It can be a little alarming when you catch your child grinding their teeth while sleeping, right? Don’t worry, you’re not alone in this experience. While this habit may seem worrying, it is actually a common condition that many children outgrow on their own. Let’s explore what you need to know about bruxism in children.
What is Teeth Grinding?
Teeth grinding, also known as bruxism, is characterized by the grinding of teeth or clenching of the jaw during sleep. It is a common condition among children, particularly those under the age of 11.
Parents usually notice their children experiencing bruxism through the grinding noise created during sleep or the wear on the child’s teeth, which causes them to get worn down over time.
Possible Causes of Teeth Grinding in Children
Bruxism in children can be a bit of a puzzler at times. You may find yourself scratching your head trying to pinpoint the exact cause of your child’s teeth grinding. The truth is, sometimes there isn’t a clear-cut reason behind it. However, there are several possible contributing factors:
- Inner ear pressure. If there are pressure changes in the ear, your child may relieve the pressure by clenching their teeth. This is similar to chewing gum during take-off or landing on a plane.
- Pressure from new teeth growing in. Grinding happens as a way to “cope” with or help disperse the sensation of pressure or discomfort from new teeth coming in.
- Psychological factors. Children may grind their teeth as a coping mechanism when feeling nervous or stressed about upcoming exams or life changes, such as starting at a new school or moving to a different place.
- Medical conditions. Bruxism is especially common in children with special healthcare needs, such as Down syndrome or cerebral palsy. You can also learn more about dental care for children with special needs here.
- Sleep disordered breathing (early signs of sleep apnea in children). Your child may not be getting enough air when they sleep (due to enlarged tonsils, a tongue tie, anatomy, or many other reasons). So the body tries to “micro-arouse” itself during deep sleep to get more air, and one of the ways it does this is to clench or grind the teeth together. Usually, more severe wear on the teeth is seen in these cases.
Should I Be Concerned If My Child Has Bruxism?
Many parents ask us if we can manufacture a night guard or mouth guard for their child. We could, but the problem is, we would have to re-make it frequently, as your child grows. Fortunately, the majority of teeth-grinding cases in children are temporary and don’t require any treatment.
The baby teeth may get a little worn, but rarely fracture because of grinding. You may notice a decrease in grinding episodes when your child is between 6 and 9 years old. Most children tend to stop grinding their teeth altogether between the ages of 9 and 12.
If the grinding persists for an extended period of time past this age, your pediatric dentist may prescribe a mouth guard when your child has reached teenage years.

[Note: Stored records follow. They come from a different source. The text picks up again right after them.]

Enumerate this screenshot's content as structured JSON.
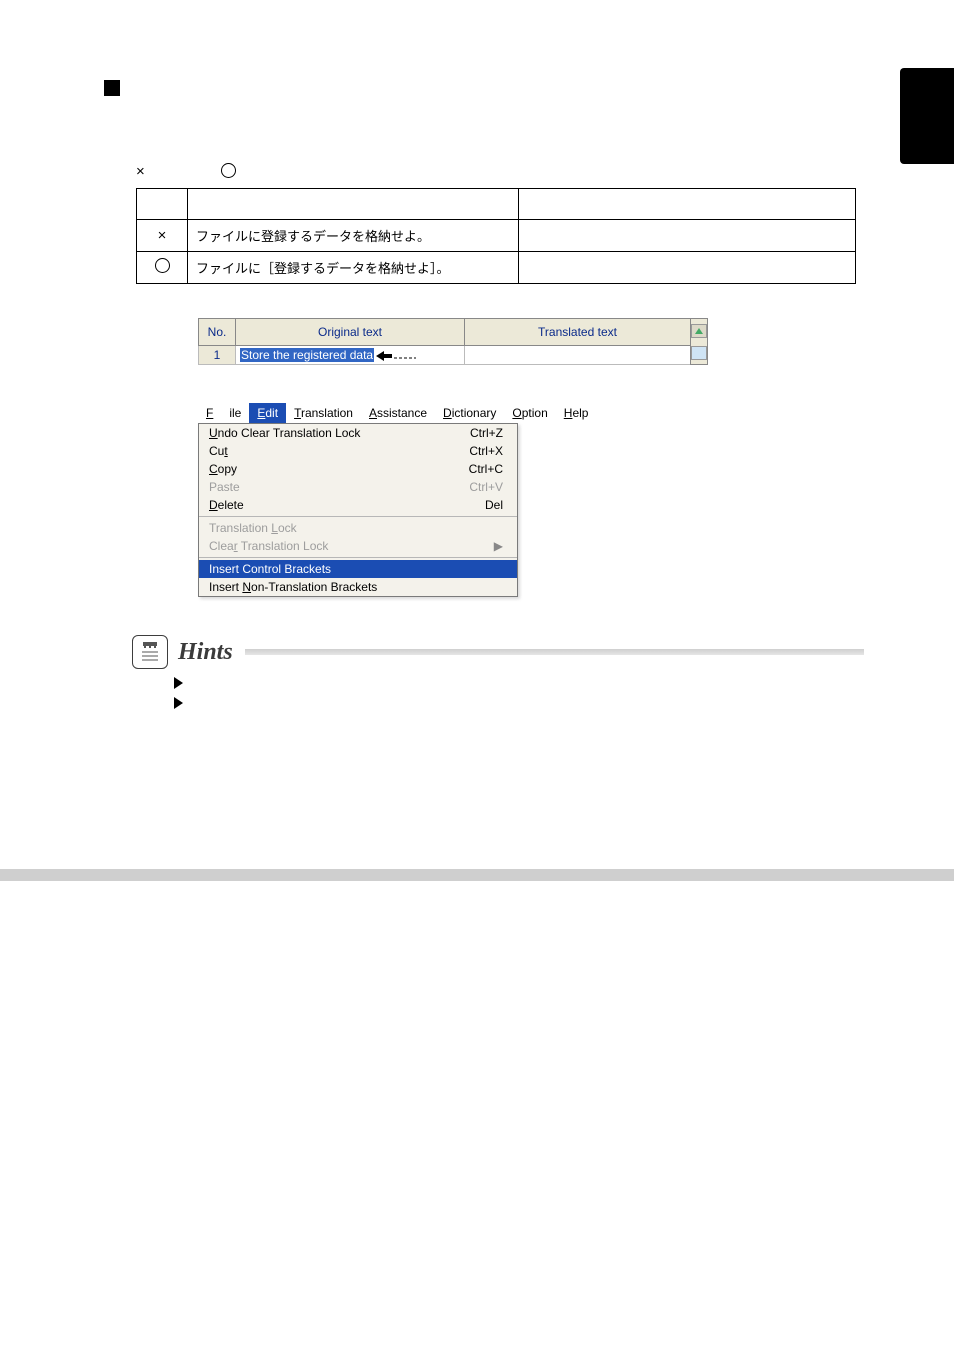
{
  "legend": {
    "x_symbol": "×",
    "o_open": "",
    "between": ""
  },
  "example_table": {
    "rows": [
      {
        "mark": "×",
        "jp": "ファイルに登録するデータを格納せよ。",
        "right": ""
      },
      {
        "mark": "○",
        "jp": "ファイルに［登録するデータを格納せよ］。",
        "right": ""
      }
    ]
  },
  "grid": {
    "headers": {
      "no": "No.",
      "orig": "Original text",
      "trans": "Translated text"
    },
    "row": {
      "no": "1",
      "orig_selected": "Store the registered data",
      "orig_rest": ""
    }
  },
  "menubar": {
    "file": "File",
    "edit": "Edit",
    "translation": "Translation",
    "assistance": "Assistance",
    "dictionary": "Dictionary",
    "option": "Option",
    "help": "Help"
  },
  "menu": {
    "undo": "Undo Clear Translation Lock",
    "undo_k": "Ctrl+Z",
    "cut": "Cut",
    "cut_k": "Ctrl+X",
    "copy": "Copy",
    "copy_k": "Ctrl+C",
    "paste": "Paste",
    "paste_k": "Ctrl+V",
    "delete": "Delete",
    "delete_k": "Del",
    "tlock": "Translation Lock",
    "clear": "Clear Translation Lock",
    "insert_ctrl": "Insert Control Brackets",
    "insert_non": "Insert Non-Translation Brackets"
  },
  "hints": {
    "title": "Hints"
  }
}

If your child has special needs that would preclude them from wearing a mouth guard, interventions such as behavioral modification techniques can help prevent further damage to the teeth caused by bruxism.
Managing and Reducing Teeth Grinding Symptoms
When it comes to managing or reducing bruxism symptoms in children, there are a few strategies that can help.
- Help your child relax before bedtime. Creating a relaxing bedtime routine can work wonders. Encourage your child to wind down before bed with calming activities, such as taking a warm bath or listening to soothing music, and avoiding screen time before bed.
- Address the cause of stress or anxiety. Since psychological factors could also be a cause of your child’s bruxism, it’s important to have open communication with your kid. Talk to them about what could be causing the stress and find a way to resolve it.
- Ensure there is nothing potentially obstructing your child’s airway. Examples would be enlarged tonsils or a low-resting tongue. Have your pediatric dentist and pediatrician do thorough examinations.
- For teenagers and above. Wear a mouth guard to protect your teeth, which will also take the stress of your joints (TMJ) from clenching or grinding.
- Routine dental visits. Regular visits to your child’s dentist will help the dentist to monitor the teeth grinding symptoms. They can help rule out underlying conditions and determine if a treatment plan is necessary.
If you have any concerns regarding your child’s grinding habits, don’t hesitate to talk to your child’s dentist.
If you’re looking for a kids dentist near you in Lafayette, LA, request an appointment at Lafayette Pediatric Dentistry today! Our practice specializes in providing pediatric dental services while ensuring that our young patients’ experience is safe, comfortable, and fun. We look forward to meeting you!